Samsung dismisses Galaxy Note 5 stylus flaw concerns in statement

Yesterday Android communities around the web were ablaze with discussion surrounding a flaw in the design of the stylus eject mechanism in Samsung’s new Galaxy Note 5 smartphone. Put simply, if you insert the S Pen stylus into the device slot from one end, all is well. Accidentally insert the pen from its opposite end, however, and risk permanently breaking functionality key to the Note 5’s power-user selling points — the device will no longer detect when you remove the pen. Samsung has responded quite bluntly.

In a comment to The Verge, the company essentially says that owners should just insert the S Pen from the end they want you to:

“We highly recommend our Galaxy Note5 users follow the instructions in the user guide to ensure they do not experience such an unexpected scenario caused by reinserting the S pen in the other way around.”

Here’s our explanation of the problem from yesterday (emphasis mine):

When working correctly, the S Pen detection feature will launch a note taking app when the pen is removed while the display is powered off. When powered on, the detection feature automatically launches the S Pen menu when the Pen is removed. After inserting the Pen in backwards, however, these detection features no longer work. Our own Dom Esposito fell victim to this flaw and was not able to get his S-Pen detection features working again.

While the obvious solution to this problem is to not insert the Pen backwards, it’s a common mistake that will likely plague a decent amount of Galaxy Note 5 users. The biggest problem is that the Pen goes in backwards with zero added force, meaning that it’s incredibly easy to mindlessly put it in the wrong way.

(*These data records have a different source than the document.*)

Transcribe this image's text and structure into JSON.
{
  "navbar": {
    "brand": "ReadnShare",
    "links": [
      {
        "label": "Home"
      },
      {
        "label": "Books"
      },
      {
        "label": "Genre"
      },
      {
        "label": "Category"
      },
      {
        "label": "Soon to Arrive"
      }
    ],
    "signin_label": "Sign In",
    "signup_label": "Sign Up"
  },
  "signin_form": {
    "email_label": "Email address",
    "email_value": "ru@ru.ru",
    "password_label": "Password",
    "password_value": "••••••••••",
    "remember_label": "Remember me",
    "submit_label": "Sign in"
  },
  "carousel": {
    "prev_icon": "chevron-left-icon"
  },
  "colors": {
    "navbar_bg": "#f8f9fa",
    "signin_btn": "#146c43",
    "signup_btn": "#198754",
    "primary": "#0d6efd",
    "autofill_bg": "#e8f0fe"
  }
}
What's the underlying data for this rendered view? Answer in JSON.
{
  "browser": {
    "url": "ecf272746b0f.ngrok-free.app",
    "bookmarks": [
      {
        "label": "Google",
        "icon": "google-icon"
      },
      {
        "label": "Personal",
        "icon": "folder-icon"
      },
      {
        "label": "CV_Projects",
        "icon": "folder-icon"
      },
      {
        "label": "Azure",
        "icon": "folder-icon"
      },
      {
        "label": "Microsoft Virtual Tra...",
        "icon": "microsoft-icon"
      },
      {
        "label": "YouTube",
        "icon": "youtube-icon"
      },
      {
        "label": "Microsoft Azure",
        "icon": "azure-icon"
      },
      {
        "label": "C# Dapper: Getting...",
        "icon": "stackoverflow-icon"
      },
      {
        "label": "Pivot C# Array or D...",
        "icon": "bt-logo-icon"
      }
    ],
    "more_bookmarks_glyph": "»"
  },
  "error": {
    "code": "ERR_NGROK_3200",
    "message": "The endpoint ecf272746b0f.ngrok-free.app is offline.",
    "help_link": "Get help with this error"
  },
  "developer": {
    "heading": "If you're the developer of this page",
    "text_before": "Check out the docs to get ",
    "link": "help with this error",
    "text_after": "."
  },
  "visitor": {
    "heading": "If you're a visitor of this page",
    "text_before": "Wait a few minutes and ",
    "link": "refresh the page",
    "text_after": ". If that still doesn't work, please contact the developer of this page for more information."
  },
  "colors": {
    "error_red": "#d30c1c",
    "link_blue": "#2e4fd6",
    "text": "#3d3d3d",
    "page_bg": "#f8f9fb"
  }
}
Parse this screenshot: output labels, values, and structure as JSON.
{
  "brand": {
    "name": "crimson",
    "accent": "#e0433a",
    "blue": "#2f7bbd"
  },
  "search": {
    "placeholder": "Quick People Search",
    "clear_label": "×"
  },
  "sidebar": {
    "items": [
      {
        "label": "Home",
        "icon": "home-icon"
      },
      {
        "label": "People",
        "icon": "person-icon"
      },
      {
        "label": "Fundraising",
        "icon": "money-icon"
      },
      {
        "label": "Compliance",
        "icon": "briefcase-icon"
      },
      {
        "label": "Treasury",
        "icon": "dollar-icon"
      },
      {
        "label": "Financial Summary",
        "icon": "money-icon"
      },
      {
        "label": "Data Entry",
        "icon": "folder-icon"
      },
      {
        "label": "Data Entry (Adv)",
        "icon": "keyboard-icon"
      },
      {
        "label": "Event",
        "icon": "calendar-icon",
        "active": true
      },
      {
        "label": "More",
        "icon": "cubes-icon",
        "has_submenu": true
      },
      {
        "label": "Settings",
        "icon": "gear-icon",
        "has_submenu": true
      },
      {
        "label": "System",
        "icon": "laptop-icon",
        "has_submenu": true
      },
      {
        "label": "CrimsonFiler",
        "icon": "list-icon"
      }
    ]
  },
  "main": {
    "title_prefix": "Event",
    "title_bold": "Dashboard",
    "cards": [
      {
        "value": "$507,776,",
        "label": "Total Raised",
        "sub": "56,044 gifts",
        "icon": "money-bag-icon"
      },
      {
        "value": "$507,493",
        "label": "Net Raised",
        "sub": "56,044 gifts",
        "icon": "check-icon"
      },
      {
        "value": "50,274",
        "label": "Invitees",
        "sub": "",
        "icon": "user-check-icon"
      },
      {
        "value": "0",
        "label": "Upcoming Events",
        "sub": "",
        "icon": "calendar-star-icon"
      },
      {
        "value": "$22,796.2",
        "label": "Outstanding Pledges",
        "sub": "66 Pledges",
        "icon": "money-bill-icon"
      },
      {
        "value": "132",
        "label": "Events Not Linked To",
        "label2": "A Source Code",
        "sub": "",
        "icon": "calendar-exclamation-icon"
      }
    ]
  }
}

From these comments it doesn’t appear that Samsung has any intention of recalling customer devices or fixing the problem in new units in any way at all. It also seems, however, that the company was well aware of this problem before the phone’s consumer release, since a cautionary warning about the issue is right there in the device’s user manual (we haven’t been able to determine whether or not the manual included this prior to the controversy or was updated afterwards):